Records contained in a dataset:
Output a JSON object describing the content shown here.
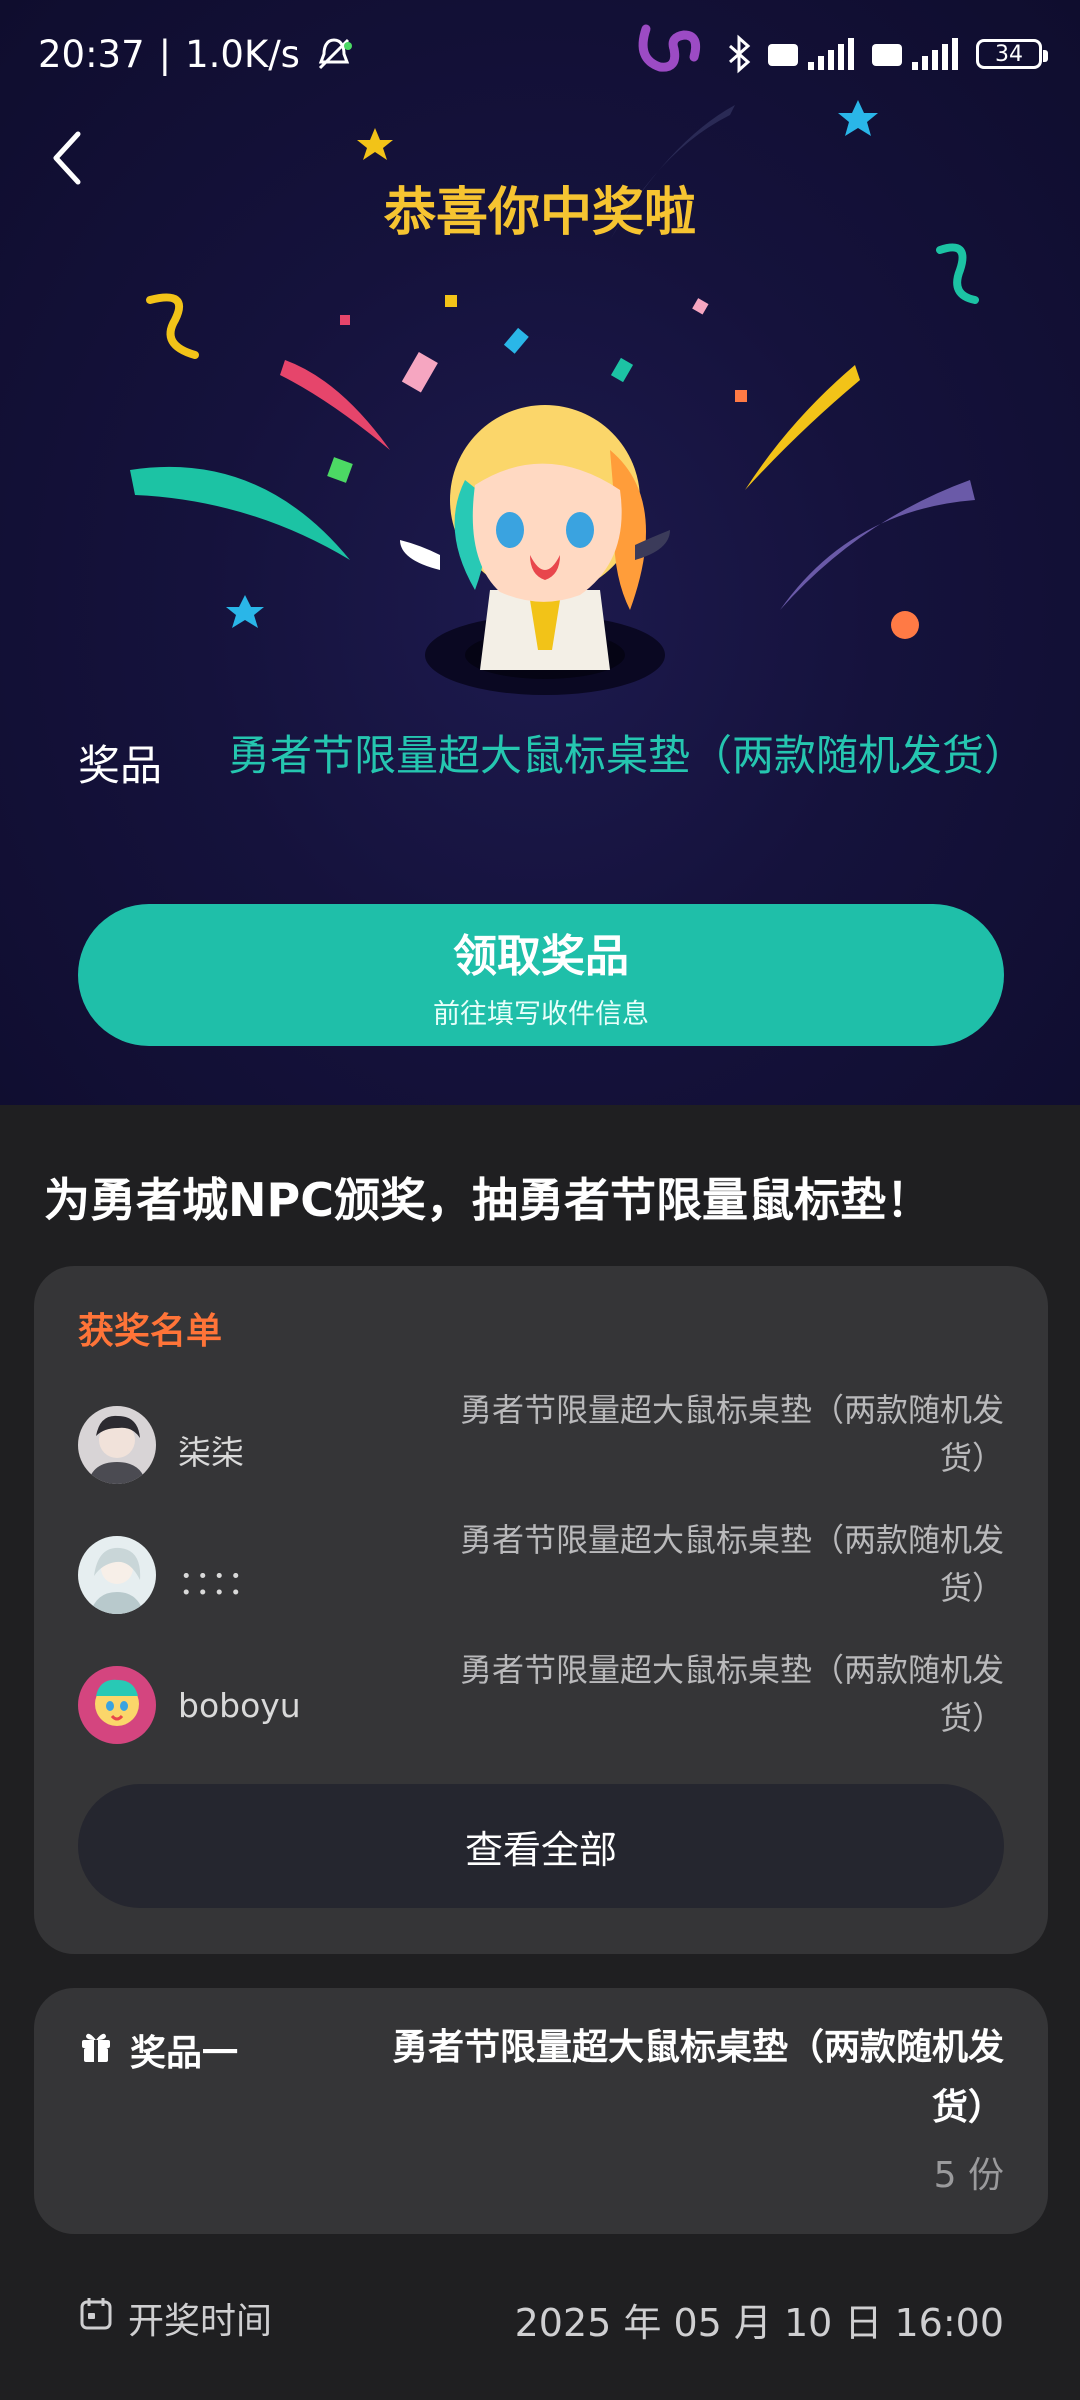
{
  "status_bar": {
    "time": "20:37",
    "speed": "1.0K/s",
    "battery": "34"
  },
  "header": {
    "title": "恭喜你中奖啦"
  },
  "prize": {
    "label": "奖品",
    "value": "勇者节限量超大鼠标桌垫（两款随机发货）"
  },
  "claim_button": {
    "title": "领取奖品",
    "subtitle": "前往填写收件信息"
  },
  "event": {
    "title": "为勇者城NPC颁奖，抽勇者节限量鼠标垫！"
  },
  "winners": {
    "heading": "获奖名单",
    "list": [
      {
        "name": "柒柒",
        "prize": "勇者节限量超大鼠标桌垫（两款随机发货）"
      },
      {
        "name": "：：：：",
        "prize": "勇者节限量超大鼠标桌垫（两款随机发货）"
      },
      {
        "name": "boboyu",
        "prize": "勇者节限量超大鼠标桌垫（两款随机发货）"
      }
    ],
    "view_all": "查看全部"
  },
  "prize_card": {
    "label": "奖品一",
    "value": "勇者节限量超大鼠标桌垫（两款随机发货）",
    "count": "5 份"
  },
  "draw_time": {
    "label": "开奖时间",
    "value": "2025 年 05 月 10 日 16:00"
  },
  "colors": {
    "accent": "#1fbfa9",
    "title_gold": "#f6c431",
    "winners_heading": "#ff7438",
    "hero_bg": "#15123c"
  }
}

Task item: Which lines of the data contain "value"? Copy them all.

Solution for this problem:
    "value": "勇者节限量超大鼠标桌垫（两款随机发货）"
    "value": "勇者节限量超大鼠标桌垫（两款随机发货）",
    "value": "2025 年 05 月 10 日 16:00"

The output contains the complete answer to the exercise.